WHAT THIS TASK INVOLVES: The answer must be every record below, reproduced exactly.

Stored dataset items

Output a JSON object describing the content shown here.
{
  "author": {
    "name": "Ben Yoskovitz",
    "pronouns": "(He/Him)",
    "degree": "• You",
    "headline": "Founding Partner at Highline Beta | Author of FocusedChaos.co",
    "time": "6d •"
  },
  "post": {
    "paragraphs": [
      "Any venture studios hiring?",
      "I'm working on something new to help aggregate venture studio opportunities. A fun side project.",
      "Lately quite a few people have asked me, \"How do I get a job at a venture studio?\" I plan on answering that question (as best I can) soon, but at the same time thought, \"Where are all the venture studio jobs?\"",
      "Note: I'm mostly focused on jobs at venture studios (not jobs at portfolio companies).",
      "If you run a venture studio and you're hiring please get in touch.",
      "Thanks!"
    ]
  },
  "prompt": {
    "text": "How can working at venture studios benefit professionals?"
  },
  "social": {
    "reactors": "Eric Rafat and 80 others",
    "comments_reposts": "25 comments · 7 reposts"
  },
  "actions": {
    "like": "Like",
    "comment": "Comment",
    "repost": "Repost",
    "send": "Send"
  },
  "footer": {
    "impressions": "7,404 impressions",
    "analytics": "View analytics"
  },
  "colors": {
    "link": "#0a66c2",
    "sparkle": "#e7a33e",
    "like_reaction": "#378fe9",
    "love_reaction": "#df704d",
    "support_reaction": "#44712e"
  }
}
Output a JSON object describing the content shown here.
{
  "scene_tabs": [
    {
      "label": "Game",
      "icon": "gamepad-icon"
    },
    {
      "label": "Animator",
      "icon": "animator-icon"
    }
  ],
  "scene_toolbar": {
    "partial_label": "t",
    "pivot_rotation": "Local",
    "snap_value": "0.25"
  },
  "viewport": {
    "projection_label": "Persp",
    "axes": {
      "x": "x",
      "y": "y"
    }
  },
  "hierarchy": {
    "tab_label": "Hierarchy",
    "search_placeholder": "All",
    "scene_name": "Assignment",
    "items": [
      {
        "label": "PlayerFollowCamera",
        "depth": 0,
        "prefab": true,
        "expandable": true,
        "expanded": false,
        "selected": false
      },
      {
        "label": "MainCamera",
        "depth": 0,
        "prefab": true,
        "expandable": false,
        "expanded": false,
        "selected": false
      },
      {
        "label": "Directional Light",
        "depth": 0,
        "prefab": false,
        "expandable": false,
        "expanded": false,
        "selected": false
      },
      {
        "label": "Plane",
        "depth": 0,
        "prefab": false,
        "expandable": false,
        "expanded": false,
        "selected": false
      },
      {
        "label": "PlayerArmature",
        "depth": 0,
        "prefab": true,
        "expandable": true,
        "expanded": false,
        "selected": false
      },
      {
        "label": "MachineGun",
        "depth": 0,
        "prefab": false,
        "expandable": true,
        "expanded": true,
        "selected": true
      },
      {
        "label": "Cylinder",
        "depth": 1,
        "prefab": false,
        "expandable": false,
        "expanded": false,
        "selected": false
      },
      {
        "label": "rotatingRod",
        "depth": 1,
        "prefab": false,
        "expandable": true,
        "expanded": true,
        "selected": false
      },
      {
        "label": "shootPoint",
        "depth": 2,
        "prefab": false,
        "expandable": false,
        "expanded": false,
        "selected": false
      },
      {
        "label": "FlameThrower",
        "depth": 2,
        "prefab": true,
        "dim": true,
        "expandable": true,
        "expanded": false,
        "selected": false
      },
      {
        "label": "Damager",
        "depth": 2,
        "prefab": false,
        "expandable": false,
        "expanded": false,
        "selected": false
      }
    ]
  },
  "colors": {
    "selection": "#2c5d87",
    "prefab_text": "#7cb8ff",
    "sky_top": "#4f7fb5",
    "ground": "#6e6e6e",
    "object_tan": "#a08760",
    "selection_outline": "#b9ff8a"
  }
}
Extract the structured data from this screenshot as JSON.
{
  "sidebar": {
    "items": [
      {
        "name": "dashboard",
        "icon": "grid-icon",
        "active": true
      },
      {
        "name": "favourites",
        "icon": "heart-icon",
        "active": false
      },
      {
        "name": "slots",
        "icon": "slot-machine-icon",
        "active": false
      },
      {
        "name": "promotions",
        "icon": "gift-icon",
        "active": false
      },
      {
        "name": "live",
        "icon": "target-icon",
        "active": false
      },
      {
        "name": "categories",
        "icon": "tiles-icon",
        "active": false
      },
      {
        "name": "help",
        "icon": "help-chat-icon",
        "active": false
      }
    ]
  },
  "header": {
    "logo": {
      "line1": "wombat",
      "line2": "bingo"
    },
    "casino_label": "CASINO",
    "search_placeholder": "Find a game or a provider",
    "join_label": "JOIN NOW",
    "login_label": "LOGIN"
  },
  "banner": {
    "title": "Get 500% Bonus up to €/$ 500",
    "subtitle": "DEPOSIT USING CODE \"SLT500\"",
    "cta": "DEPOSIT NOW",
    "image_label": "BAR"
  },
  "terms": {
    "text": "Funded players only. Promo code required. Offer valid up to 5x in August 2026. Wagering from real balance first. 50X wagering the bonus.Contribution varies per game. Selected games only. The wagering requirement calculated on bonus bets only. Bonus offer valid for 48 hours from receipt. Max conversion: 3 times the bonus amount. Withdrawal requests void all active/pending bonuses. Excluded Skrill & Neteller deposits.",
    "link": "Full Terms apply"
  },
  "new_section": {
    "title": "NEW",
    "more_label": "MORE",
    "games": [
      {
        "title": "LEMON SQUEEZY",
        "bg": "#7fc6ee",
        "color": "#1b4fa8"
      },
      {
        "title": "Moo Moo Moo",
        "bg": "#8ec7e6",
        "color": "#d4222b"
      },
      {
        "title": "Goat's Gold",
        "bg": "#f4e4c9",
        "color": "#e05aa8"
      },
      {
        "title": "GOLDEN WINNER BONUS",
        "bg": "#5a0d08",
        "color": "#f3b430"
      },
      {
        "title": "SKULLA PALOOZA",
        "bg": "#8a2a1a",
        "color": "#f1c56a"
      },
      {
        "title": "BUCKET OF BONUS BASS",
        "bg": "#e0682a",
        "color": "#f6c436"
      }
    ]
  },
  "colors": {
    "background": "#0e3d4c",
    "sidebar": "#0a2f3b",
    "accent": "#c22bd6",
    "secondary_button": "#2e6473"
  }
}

ANSWER FOR THIS EXERCISE:
Output a JSON object describing the content shown here.
{
  "author": {
    "name": "Ben Yoskovitz",
    "pronouns": "(He/Him)",
    "degree": "• You",
    "headline": "Founding Partner at Highline Beta | Author of FocusedChaos.co",
    "time": "6d •"
  },
  "post": {
    "paragraphs": [
      "Any venture studios hiring?",
      "I'm working on something new to help aggregate venture studio opportunities. A fun side project.",
      "Lately quite a few people have asked me, \"How do I get a job at a venture studio?\" I plan on answering that question (as best I can) soon, but at the same time thought, \"Where are all the venture studio jobs?\"",
      "Note: I'm mostly focused on jobs at venture studios (not jobs at portfolio companies).",
      "If you run a venture studio and you're hiring please get in touch.",
      "Thanks!"
    ]
  },
  "prompt": {
    "text": "How can working at venture studios benefit professionals?"
  },
  "social": {
    "reactors": "Eric Rafat and 80 others",
    "comments_reposts": "25 comments · 7 reposts"
  },
  "actions": {
    "like": "Like",
    "comment": "Comment",
    "repost": "Repost",
    "send": "Send"
  },
  "footer": {
    "impressions": "7,404 impressions",
    "analytics": "View analytics"
  },
  "colors": {
    "link": "#0a66c2",
    "sparkle": "#e7a33e",
    "like_reaction": "#378fe9",
    "love_reaction": "#df704d",
    "support_reaction": "#44712e"
  }
}
Output a JSON object describing the content shown here.
{
  "scene_tabs": [
    {
      "label": "Game",
      "icon": "gamepad-icon"
    },
    {
      "label": "Animator",
      "icon": "animator-icon"
    }
  ],
  "scene_toolbar": {
    "partial_label": "t",
    "pivot_rotation": "Local",
    "snap_value": "0.25"
  },
  "viewport": {
    "projection_label": "Persp",
    "axes": {
      "x": "x",
      "y": "y"
    }
  },
  "hierarchy": {
    "tab_label": "Hierarchy",
    "search_placeholder": "All",
    "scene_name": "Assignment",
    "items": [
      {
        "label": "PlayerFollowCamera",
        "depth": 0,
        "prefab": true,
        "expandable": true,
        "expanded": false,
        "selected": false
      },
      {
        "label": "MainCamera",
        "depth": 0,
        "prefab": true,
        "expandable": false,
        "expanded": false,
        "selected": false
      },
      {
        "label": "Directional Light",
        "depth": 0,
        "prefab": false,
        "expandable": false,
        "expanded": false,
        "selected": false
      },
      {
        "label": "Plane",
        "depth": 0,
        "prefab": false,
        "expandable": false,
        "expanded": false,
        "selected": false
      },
      {
        "label": "PlayerArmature",
        "depth": 0,
        "prefab": true,
        "expandable": true,
        "expanded": false,
        "selected": false
      },
      {
        "label": "MachineGun",
        "depth": 0,
        "prefab": false,
        "expandable": true,
        "expanded": true,
        "selected": true
      },
      {
        "label": "Cylinder",
        "depth": 1,
        "prefab": false,
        "expandable": false,
        "expanded": false,
        "selected": false
      },
      {
        "label": "rotatingRod",
        "depth": 1,
        "prefab": false,
        "expandable": true,
        "expanded": true,
        "selected": false
      },
      {
        "label": "shootPoint",
        "depth": 2,
        "prefab": false,
        "expandable": false,
        "expanded": false,
        "selected": false
      },
      {
        "label": "FlameThrower",
        "depth": 2,
        "prefab": true,
        "dim": true,
        "expandable": true,
        "expanded": false,
        "selected": false
      },
      {
        "label": "Damager",
        "depth": 2,
        "prefab": false,
        "expandable": false,
        "expanded": false,
        "selected": false
      }
    ]
  },
  "colors": {
    "selection": "#2c5d87",
    "prefab_text": "#7cb8ff",
    "sky_top": "#4f7fb5",
    "ground": "#6e6e6e",
    "object_tan": "#a08760",
    "selection_outline": "#b9ff8a"
  }
}
Extract the structured data from this screenshot as JSON.
{
  "sidebar": {
    "items": [
      {
        "name": "dashboard",
        "icon": "grid-icon",
        "active": true
      },
      {
        "name": "favourites",
        "icon": "heart-icon",
        "active": false
      },
      {
        "name": "slots",
        "icon": "slot-machine-icon",
        "active": false
      },
      {
        "name": "promotions",
        "icon": "gift-icon",
        "active": false
      },
      {
        "name": "live",
        "icon": "target-icon",
        "active": false
      },
      {
        "name": "categories",
        "icon": "tiles-icon",
        "active": false
      },
      {
        "name": "help",
        "icon": "help-chat-icon",
        "active": false
      }
    ]
  },
  "header": {
    "logo": {
      "line1": "wombat",
      "line2": "bingo"
    },
    "casino_label": "CASINO",
    "search_placeholder": "Find a game or a provider",
    "join_label": "JOIN NOW",
    "login_label": "LOGIN"
  },
  "banner": {
    "title": "Get 500% Bonus up to €/$ 500",
    "subtitle": "DEPOSIT USING CODE \"SLT500\"",
    "cta": "DEPOSIT NOW",
    "image_label": "BAR"
  },
  "terms": {
    "text": "Funded players only. Promo code required. Offer valid up to 5x in August 2026. Wagering from real balance first. 50X wagering the bonus.Contribution varies per game. Selected games only. The wagering requirement calculated on bonus bets only. Bonus offer valid for 48 hours from receipt. Max conversion: 3 times the bonus amount. Withdrawal requests void all active/pending bonuses. Excluded Skrill & Neteller deposits.",
    "link": "Full Terms apply"
  },
  "new_section": {
    "title": "NEW",
    "more_label": "MORE",
    "games": [
      {
        "title": "LEMON SQUEEZY",
        "bg": "#7fc6ee",
        "color": "#1b4fa8"
      },
      {
        "title": "Moo Moo Moo",
        "bg": "#8ec7e6",
        "color": "#d4222b"
      },
      {
        "title": "Goat's Gold",
        "bg": "#f4e4c9",
        "color": "#e05aa8"
      },
      {
        "title": "GOLDEN WINNER BONUS",
        "bg": "#5a0d08",
        "color": "#f3b430"
      },
      {
        "title": "SKULLA PALOOZA",
        "bg": "#8a2a1a",
        "color": "#f1c56a"
      },
      {
        "title": "BUCKET OF BONUS BASS",
        "bg": "#e0682a",
        "color": "#f6c436"
      }
    ]
  },
  "colors": {
    "background": "#0e3d4c",
    "sidebar": "#0a2f3b",
    "accent": "#c22bd6",
    "secondary_button": "#2e6473"
  }
}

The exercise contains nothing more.